__Exercise__: Answer with only the number of lines below where "Select" appears.

Excerpts from an interface dataset
..........
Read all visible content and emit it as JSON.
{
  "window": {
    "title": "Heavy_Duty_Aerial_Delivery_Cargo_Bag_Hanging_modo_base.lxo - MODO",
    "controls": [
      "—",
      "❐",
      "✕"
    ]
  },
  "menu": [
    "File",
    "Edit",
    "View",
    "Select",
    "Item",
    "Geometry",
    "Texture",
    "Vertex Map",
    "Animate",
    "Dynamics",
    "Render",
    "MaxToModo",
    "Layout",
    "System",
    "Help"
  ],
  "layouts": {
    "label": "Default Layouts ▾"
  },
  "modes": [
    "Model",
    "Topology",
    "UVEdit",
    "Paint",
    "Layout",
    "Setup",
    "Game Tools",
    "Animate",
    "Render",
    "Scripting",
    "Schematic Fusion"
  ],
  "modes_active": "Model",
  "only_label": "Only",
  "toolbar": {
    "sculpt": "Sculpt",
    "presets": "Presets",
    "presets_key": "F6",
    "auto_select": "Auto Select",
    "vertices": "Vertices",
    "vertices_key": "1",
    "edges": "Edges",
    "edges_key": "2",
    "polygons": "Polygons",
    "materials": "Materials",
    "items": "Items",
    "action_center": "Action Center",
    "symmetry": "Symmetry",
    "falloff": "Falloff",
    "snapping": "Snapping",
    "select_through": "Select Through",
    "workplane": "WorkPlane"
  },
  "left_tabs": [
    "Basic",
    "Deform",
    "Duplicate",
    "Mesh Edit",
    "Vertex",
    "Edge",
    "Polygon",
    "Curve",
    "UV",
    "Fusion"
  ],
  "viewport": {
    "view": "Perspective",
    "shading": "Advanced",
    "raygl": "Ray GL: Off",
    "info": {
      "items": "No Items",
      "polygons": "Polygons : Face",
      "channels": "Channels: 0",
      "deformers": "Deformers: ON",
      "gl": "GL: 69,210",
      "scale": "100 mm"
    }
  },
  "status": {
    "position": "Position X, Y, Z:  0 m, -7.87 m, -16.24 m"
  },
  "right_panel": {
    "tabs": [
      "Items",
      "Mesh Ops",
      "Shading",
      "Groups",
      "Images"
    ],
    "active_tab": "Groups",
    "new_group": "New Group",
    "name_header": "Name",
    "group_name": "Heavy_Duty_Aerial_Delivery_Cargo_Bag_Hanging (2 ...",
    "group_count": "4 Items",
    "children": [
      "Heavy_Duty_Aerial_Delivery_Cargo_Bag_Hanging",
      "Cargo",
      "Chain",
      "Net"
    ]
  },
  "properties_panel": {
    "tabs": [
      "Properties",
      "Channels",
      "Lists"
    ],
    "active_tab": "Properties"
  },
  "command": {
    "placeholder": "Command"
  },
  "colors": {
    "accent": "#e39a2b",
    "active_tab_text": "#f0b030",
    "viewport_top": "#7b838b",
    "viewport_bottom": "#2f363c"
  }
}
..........
__Reply__: 3